Data records for software interfaces
Content starts

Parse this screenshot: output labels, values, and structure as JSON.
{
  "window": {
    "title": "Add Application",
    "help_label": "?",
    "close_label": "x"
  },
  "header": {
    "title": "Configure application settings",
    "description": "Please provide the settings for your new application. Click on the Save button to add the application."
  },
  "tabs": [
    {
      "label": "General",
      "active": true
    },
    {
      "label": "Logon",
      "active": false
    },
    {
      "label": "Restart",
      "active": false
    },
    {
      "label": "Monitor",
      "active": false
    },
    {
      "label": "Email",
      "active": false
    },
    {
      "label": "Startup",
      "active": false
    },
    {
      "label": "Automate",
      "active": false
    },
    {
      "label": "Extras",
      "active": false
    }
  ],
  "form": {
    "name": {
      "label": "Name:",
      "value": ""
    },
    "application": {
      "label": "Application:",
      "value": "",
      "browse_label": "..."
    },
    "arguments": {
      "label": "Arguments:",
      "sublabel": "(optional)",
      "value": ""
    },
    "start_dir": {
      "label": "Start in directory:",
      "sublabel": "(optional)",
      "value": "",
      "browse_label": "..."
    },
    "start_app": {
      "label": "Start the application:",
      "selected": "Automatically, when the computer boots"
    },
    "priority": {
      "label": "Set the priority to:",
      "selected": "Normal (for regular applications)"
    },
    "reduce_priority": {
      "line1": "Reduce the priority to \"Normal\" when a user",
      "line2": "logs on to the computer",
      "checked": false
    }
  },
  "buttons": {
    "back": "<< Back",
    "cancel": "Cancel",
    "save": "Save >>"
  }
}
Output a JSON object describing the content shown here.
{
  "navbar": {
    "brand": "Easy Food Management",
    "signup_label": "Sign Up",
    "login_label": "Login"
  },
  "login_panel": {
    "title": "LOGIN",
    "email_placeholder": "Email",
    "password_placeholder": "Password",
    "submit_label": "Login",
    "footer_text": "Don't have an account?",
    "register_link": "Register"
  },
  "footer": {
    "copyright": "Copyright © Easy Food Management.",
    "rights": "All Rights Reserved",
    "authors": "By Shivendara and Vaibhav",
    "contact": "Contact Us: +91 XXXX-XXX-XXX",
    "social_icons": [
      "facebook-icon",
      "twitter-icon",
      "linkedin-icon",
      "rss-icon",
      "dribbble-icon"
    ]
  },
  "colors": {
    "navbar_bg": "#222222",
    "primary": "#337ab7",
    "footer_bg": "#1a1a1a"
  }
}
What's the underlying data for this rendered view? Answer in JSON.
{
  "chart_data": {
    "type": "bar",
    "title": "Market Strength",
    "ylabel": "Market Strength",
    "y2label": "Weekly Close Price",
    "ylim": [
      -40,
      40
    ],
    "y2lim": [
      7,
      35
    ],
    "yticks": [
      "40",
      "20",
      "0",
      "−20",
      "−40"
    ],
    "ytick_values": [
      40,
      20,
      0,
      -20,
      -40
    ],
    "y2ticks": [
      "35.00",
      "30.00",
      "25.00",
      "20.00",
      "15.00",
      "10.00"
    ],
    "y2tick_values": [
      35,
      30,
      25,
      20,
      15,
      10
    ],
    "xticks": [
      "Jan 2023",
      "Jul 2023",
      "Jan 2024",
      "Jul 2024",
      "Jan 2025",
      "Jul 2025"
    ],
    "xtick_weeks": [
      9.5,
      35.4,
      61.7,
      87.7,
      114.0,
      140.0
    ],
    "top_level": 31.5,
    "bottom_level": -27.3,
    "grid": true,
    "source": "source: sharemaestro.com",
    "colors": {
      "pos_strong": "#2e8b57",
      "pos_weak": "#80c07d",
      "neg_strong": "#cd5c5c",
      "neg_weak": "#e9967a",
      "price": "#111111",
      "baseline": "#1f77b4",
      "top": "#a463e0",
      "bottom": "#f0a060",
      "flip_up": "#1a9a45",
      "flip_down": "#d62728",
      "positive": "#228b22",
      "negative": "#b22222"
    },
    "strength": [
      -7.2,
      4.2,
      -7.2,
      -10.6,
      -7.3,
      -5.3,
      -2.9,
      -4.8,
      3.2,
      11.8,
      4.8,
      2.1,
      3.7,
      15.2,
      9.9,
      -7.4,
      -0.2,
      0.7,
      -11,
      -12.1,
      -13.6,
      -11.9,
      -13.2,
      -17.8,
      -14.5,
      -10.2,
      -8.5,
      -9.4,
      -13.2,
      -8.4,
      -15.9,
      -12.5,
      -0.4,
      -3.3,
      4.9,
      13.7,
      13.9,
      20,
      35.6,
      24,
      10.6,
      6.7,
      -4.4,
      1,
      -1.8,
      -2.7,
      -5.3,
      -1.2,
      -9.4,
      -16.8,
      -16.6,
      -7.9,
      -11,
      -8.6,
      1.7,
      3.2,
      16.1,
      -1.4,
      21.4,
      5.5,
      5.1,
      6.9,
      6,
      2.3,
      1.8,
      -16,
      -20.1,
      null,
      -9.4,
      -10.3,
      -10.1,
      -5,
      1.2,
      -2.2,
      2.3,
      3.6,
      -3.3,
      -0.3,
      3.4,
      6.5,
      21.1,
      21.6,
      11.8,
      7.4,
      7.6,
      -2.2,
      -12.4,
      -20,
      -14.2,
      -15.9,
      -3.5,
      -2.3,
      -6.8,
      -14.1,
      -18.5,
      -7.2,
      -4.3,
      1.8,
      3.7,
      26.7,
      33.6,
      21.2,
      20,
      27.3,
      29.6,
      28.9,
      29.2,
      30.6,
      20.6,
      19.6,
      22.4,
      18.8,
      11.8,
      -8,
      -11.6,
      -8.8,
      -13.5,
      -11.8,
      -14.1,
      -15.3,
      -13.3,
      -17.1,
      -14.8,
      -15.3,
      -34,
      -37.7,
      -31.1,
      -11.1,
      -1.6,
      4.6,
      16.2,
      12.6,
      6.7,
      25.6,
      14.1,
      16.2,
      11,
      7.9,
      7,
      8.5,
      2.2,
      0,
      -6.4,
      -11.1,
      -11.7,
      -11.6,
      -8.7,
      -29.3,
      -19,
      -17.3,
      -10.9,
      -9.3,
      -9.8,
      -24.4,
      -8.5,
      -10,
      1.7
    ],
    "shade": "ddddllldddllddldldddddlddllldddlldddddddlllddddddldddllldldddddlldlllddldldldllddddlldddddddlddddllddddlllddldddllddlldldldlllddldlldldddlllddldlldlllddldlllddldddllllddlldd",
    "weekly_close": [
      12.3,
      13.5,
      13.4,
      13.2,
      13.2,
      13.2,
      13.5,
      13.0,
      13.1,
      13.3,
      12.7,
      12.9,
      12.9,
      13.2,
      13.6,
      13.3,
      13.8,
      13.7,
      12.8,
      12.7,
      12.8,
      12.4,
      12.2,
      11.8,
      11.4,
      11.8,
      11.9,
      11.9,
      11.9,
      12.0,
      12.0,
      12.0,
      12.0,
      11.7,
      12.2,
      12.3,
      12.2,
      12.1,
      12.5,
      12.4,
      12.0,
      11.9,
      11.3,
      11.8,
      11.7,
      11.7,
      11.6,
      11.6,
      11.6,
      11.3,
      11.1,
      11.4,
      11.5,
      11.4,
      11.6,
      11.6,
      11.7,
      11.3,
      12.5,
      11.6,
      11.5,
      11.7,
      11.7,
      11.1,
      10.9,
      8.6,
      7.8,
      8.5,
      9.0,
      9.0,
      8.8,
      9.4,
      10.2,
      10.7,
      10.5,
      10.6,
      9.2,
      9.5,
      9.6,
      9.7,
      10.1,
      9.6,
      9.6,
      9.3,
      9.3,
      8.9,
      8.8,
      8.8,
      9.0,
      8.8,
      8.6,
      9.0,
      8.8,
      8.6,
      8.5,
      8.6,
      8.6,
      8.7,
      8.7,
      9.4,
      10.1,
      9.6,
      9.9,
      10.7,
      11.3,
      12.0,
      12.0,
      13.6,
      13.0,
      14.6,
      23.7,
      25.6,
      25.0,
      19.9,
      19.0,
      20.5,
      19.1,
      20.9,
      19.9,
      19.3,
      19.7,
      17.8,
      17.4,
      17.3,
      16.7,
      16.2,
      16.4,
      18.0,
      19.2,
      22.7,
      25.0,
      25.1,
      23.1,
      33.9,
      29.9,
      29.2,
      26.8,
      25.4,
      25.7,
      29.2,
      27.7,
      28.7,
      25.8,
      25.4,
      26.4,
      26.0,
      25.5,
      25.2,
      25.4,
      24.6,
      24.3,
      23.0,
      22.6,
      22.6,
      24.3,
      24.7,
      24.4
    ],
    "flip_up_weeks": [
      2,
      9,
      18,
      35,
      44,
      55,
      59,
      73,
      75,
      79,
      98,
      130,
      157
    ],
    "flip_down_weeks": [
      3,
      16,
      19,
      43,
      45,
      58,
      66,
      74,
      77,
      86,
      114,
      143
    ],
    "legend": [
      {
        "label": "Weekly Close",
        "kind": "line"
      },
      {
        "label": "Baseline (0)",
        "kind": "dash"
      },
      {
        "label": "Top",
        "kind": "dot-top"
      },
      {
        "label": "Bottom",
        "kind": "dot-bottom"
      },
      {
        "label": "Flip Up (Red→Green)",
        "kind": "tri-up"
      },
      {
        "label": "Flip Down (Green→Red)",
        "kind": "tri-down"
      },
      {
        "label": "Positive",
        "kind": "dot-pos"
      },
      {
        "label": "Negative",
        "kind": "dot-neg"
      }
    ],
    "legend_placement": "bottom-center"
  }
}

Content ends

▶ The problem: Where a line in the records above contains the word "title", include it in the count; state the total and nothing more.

▶ Response: 4